Every morning, Capucine puts on her school uniform and her daughter’s and walks her to school. “I want to be the best mother to Eléa*. She’s the one who makes me want to keep living,” says Capucine.
Capucine has endured a lot but has emerged stronger and braver for the sake of Eléa.
When she was 18, she got pregnant. It brought shame to her family, so her mother kicked Capucine out.
Capucine came to Bujumbura to search for work but couldn’t find any. A married friend of hers offered to host her and the baby. After a while, Capucine could no longer cope with the husband’s sexual advances and moved out. “I didn’t want to break my friend’s marriage, so I left. I knew I had nowhere to go but to live on the streets,” she said.
At one stage, she got work on a construction site. Although it took its toll on her, it meant she could now feed Eléa. Whilst working, she could ‘live’ in one of the unfinished houses. A fellow worker then encouraged her to return to school. She did so, and the community beautifully rallied around her. People volunteered to care for Eléa during school hours, and when Eléa started, they helped to buy her school materials and contribute towards her school fees. “If it weren’t for this community, my daughter and I wouldn’t have survived,” said Capucine.
GLO Partner Greenland Alliance identifies vulnerable people who have ideas that can generate income. They support them through their Bihinduke Solidarity Groups by providing holistic training and loans (Bihinduke means ‘changed situation’ and comes from the word for ‘transform’). Capucine became involved with one of these groups and is now one of many women who have received a loan. She rents a small plot of land where she grows vegetables she can sell at the market.
Though Capucine is in school, works at a construction site, and owns a small business, she does not earn enough to sustain all her needs; “I still can’t afford to pay rent or afford school fees for my daughter.”
It’s just a matter of time before the house she lives in finishes construction, and then she will have to move out. She is worried about where she will move next. She hopes to find support to finish her studies and provide a safe home for her daughter.

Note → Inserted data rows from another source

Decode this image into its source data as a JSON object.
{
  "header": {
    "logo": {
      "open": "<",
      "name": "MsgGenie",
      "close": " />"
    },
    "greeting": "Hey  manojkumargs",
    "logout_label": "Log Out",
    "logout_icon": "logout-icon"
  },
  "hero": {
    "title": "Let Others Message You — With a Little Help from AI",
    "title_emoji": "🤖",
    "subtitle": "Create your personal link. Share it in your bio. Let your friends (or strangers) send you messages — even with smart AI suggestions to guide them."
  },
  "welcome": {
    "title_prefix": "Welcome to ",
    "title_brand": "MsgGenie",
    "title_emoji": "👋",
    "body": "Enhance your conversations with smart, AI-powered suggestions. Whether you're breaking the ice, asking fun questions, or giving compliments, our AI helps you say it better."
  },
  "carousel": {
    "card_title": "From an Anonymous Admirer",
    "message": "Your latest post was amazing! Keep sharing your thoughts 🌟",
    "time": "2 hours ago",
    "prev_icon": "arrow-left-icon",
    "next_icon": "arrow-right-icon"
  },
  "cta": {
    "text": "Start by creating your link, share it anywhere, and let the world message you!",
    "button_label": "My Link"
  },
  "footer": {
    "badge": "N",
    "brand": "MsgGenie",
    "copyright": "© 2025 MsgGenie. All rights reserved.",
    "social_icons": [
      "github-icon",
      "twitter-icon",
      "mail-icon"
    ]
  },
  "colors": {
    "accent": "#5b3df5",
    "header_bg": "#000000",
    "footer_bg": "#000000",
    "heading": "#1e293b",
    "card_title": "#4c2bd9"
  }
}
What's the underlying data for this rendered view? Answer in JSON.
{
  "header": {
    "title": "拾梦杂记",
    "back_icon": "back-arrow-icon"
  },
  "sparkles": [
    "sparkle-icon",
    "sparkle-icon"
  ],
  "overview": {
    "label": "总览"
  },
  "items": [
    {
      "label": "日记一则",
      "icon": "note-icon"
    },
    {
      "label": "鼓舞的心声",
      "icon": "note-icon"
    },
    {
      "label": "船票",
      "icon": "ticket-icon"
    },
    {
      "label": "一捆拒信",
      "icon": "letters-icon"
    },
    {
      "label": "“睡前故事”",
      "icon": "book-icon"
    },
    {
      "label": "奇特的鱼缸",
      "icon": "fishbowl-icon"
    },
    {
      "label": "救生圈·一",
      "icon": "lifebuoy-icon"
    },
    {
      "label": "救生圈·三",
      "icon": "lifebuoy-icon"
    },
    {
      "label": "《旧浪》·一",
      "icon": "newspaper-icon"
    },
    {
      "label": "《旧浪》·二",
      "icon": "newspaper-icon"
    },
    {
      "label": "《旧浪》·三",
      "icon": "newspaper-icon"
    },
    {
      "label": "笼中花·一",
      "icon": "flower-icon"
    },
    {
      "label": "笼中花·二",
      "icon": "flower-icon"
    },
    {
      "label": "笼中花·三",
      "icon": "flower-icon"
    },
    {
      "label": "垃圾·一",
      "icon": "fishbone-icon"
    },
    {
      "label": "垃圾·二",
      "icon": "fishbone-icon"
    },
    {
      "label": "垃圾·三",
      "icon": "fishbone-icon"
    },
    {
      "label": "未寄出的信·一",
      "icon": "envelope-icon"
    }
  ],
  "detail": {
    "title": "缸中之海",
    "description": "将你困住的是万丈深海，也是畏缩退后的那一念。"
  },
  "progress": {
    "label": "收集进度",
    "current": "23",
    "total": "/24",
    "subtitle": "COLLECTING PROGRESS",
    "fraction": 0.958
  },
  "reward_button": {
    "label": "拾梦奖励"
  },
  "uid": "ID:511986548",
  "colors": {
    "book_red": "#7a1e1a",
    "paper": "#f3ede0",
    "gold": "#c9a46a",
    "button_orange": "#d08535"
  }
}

Capucine is now a faithful leader of one of the Bihinduke Solidarity Groups. Under her leadership, her group has reached over £400/$470 in profit. Her story is just one among many as Greenland Alliance works to support women at risk in Burundi.